Repeat every record below, word for word.
==== Information given
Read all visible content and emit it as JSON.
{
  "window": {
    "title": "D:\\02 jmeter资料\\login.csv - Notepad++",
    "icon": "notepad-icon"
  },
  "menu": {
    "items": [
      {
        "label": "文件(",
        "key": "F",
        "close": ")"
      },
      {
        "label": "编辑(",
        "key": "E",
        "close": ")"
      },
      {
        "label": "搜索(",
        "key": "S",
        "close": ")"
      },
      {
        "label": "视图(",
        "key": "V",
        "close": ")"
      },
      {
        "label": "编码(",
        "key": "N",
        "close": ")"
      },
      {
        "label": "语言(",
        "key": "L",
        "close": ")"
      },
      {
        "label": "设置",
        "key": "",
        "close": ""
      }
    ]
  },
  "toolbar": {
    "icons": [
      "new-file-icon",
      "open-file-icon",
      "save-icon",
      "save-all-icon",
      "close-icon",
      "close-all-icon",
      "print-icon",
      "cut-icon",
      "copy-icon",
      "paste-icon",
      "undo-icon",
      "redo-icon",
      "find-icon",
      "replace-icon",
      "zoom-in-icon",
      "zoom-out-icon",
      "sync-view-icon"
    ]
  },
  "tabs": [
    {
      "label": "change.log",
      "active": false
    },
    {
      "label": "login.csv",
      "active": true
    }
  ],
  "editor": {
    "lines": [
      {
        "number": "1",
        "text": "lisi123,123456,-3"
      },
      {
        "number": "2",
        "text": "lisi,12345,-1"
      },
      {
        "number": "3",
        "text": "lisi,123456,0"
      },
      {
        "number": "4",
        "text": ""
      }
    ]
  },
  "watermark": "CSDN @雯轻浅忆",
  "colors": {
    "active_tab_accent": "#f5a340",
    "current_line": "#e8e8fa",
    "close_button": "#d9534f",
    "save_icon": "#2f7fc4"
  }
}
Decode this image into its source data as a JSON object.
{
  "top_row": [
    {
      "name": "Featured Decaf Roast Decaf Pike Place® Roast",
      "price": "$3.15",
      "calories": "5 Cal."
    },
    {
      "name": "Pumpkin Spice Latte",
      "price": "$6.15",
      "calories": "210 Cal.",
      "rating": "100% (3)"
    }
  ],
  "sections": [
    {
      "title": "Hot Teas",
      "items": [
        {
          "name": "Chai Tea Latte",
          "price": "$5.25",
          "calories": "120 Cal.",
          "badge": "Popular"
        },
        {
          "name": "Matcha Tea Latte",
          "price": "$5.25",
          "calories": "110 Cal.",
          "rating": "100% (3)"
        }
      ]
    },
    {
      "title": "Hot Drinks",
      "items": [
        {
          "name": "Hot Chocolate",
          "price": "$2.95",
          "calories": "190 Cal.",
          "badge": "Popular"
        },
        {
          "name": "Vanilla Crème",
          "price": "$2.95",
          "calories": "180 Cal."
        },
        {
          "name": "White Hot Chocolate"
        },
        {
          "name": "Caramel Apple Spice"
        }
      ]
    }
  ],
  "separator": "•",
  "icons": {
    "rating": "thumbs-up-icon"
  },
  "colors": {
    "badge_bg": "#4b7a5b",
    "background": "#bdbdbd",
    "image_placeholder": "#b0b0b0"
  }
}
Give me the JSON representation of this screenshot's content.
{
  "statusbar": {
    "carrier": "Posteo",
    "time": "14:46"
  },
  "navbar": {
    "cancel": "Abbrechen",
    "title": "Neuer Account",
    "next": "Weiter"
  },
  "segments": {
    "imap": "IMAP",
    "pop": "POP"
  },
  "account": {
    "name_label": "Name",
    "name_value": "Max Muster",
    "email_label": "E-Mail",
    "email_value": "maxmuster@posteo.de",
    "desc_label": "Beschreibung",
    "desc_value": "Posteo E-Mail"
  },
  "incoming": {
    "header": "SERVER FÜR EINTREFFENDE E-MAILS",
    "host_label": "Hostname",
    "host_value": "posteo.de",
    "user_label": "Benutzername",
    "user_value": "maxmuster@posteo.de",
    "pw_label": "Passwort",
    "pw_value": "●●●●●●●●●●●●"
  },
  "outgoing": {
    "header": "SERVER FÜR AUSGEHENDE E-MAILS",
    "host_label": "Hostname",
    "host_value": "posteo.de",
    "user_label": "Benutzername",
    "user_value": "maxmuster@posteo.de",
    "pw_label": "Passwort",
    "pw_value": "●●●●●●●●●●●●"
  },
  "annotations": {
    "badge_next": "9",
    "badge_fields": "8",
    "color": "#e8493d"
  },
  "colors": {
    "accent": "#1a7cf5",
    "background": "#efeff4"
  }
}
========
Task solution:
Read all visible content and emit it as JSON.
{
  "window": {
    "title": "D:\\02 jmeter资料\\login.csv - Notepad++",
    "icon": "notepad-icon"
  },
  "menu": {
    "items": [
      {
        "label": "文件(",
        "key": "F",
        "close": ")"
      },
      {
        "label": "编辑(",
        "key": "E",
        "close": ")"
      },
      {
        "label": "搜索(",
        "key": "S",
        "close": ")"
      },
      {
        "label": "视图(",
        "key": "V",
        "close": ")"
      },
      {
        "label": "编码(",
        "key": "N",
        "close": ")"
      },
      {
        "label": "语言(",
        "key": "L",
        "close": ")"
      },
      {
        "label": "设置",
        "key": "",
        "close": ""
      }
    ]
  },
  "toolbar": {
    "icons": [
      "new-file-icon",
      "open-file-icon",
      "save-icon",
      "save-all-icon",
      "close-icon",
      "close-all-icon",
      "print-icon",
      "cut-icon",
      "copy-icon",
      "paste-icon",
      "undo-icon",
      "redo-icon",
      "find-icon",
      "replace-icon",
      "zoom-in-icon",
      "zoom-out-icon",
      "sync-view-icon"
    ]
  },
  "tabs": [
    {
      "label": "change.log",
      "active": false
    },
    {
      "label": "login.csv",
      "active": true
    }
  ],
  "editor": {
    "lines": [
      {
        "number": "1",
        "text": "lisi123,123456,-3"
      },
      {
        "number": "2",
        "text": "lisi,12345,-1"
      },
      {
        "number": "3",
        "text": "lisi,123456,0"
      },
      {
        "number": "4",
        "text": ""
      }
    ]
  },
  "watermark": "CSDN @雯轻浅忆",
  "colors": {
    "active_tab_accent": "#f5a340",
    "current_line": "#e8e8fa",
    "close_button": "#d9534f",
    "save_icon": "#2f7fc4"
  }
}
Decode this image into its source data as a JSON object.
{
  "top_row": [
    {
      "name": "Featured Decaf Roast Decaf Pike Place® Roast",
      "price": "$3.15",
      "calories": "5 Cal."
    },
    {
      "name": "Pumpkin Spice Latte",
      "price": "$6.15",
      "calories": "210 Cal.",
      "rating": "100% (3)"
    }
  ],
  "sections": [
    {
      "title": "Hot Teas",
      "items": [
        {
          "name": "Chai Tea Latte",
          "price": "$5.25",
          "calories": "120 Cal.",
          "badge": "Popular"
        },
        {
          "name": "Matcha Tea Latte",
          "price": "$5.25",
          "calories": "110 Cal.",
          "rating": "100% (3)"
        }
      ]
    },
    {
      "title": "Hot Drinks",
      "items": [
        {
          "name": "Hot Chocolate",
          "price": "$2.95",
          "calories": "190 Cal.",
          "badge": "Popular"
        },
        {
          "name": "Vanilla Crème",
          "price": "$2.95",
          "calories": "180 Cal."
        },
        {
          "name": "White Hot Chocolate"
        },
        {
          "name": "Caramel Apple Spice"
        }
      ]
    }
  ],
  "separator": "•",
  "icons": {
    "rating": "thumbs-up-icon"
  },
  "colors": {
    "badge_bg": "#4b7a5b",
    "background": "#bdbdbd",
    "image_placeholder": "#b0b0b0"
  }
}
Give me the JSON representation of this screenshot's content.
{
  "statusbar": {
    "carrier": "Posteo",
    "time": "14:46"
  },
  "navbar": {
    "cancel": "Abbrechen",
    "title": "Neuer Account",
    "next": "Weiter"
  },
  "segments": {
    "imap": "IMAP",
    "pop": "POP"
  },
  "account": {
    "name_label": "Name",
    "name_value": "Max Muster",
    "email_label": "E-Mail",
    "email_value": "maxmuster@posteo.de",
    "desc_label": "Beschreibung",
    "desc_value": "Posteo E-Mail"
  },
  "incoming": {
    "header": "SERVER FÜR EINTREFFENDE E-MAILS",
    "host_label": "Hostname",
    "host_value": "posteo.de",
    "user_label": "Benutzername",
    "user_value": "maxmuster@posteo.de",
    "pw_label": "Passwort",
    "pw_value": "●●●●●●●●●●●●"
  },
  "outgoing": {
    "header": "SERVER FÜR AUSGEHENDE E-MAILS",
    "host_label": "Hostname",
    "host_value": "posteo.de",
    "user_label": "Benutzername",
    "user_value": "maxmuster@posteo.de",
    "pw_label": "Passwort",
    "pw_value": "●●●●●●●●●●●●"
  },
  "annotations": {
    "badge_next": "9",
    "badge_fields": "8",
    "color": "#e8493d"
  },
  "colors": {
    "accent": "#1a7cf5",
    "background": "#efeff4"
  }
}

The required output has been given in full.